About half of all transplanted organs get rejected by the body within 10 years. To improve this acceptance rate, researchers want to figure out what triggers the rejection process.
Scientists already know that the adaptive immune system, made up of specialized cells such as B cells, is responsible for recognizing and attacking foreign tissue and invaders. But this system is activated by the less-specialized innate immune system, which is less well understood.
To find the receptor protein, the researchers studied mice genetically engineered to lack an adaptive immune system. By using a genetic mapping method called positional cloning, the team found that the animals’ innate immune response to a tissue graft depended on signal regulatory protein α (SIRPα), a receptor found on the surface of many cells.
The researchers observed that if SIRPα in graft tissue differs from SIRPα in the animals’ own tissues, the innate immune system senses CD47, the receptor’s ligand, bind more tightly to the graft tissue version of the receptor and initiates the rejection response.

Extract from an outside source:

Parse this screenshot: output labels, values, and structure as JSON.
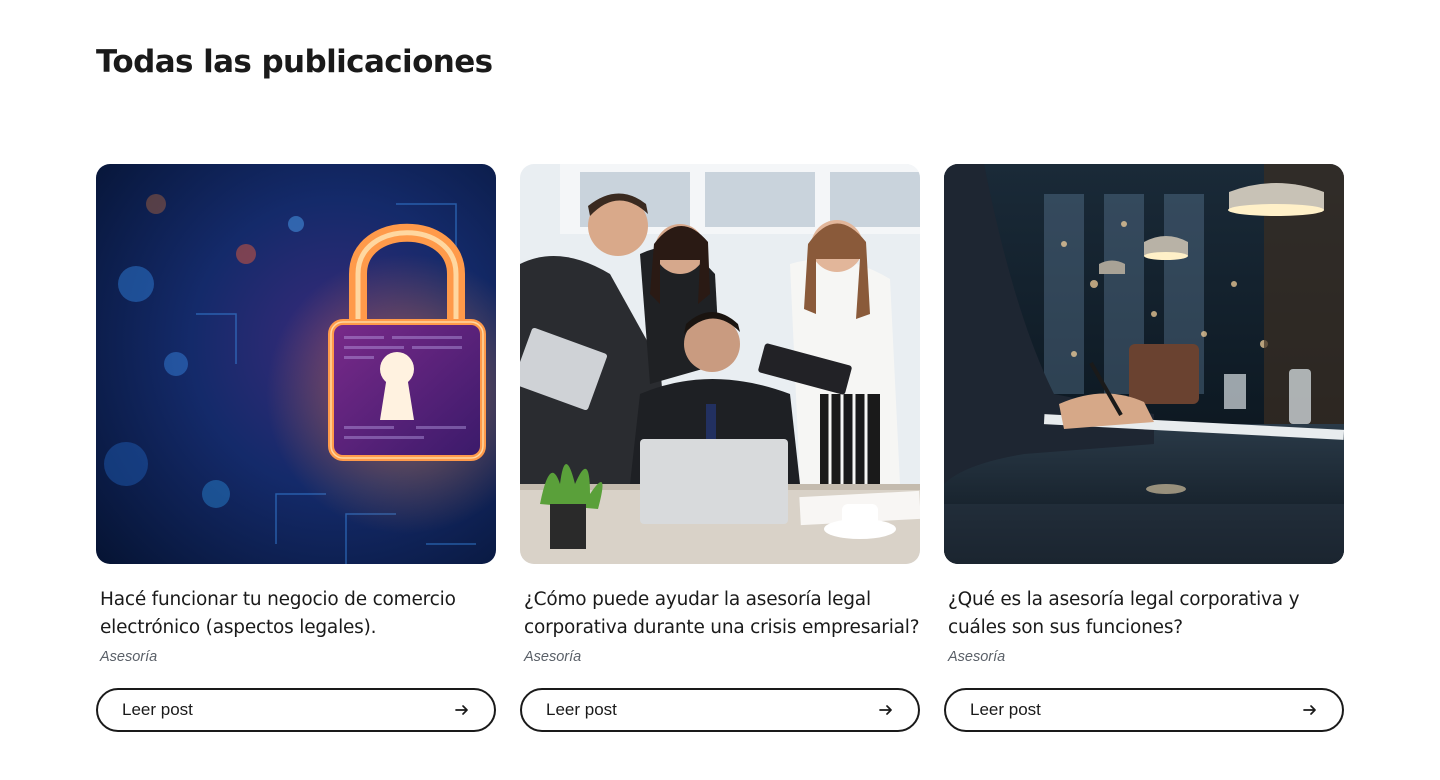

“It will be interesting to see if this translates to humans and if the innate or adaptive immune response contributes more to accelerated rejection,” says Neil L. Kelleher of Northwestern University, who is using mass spectrometry to identify protein markers of transplant rejection.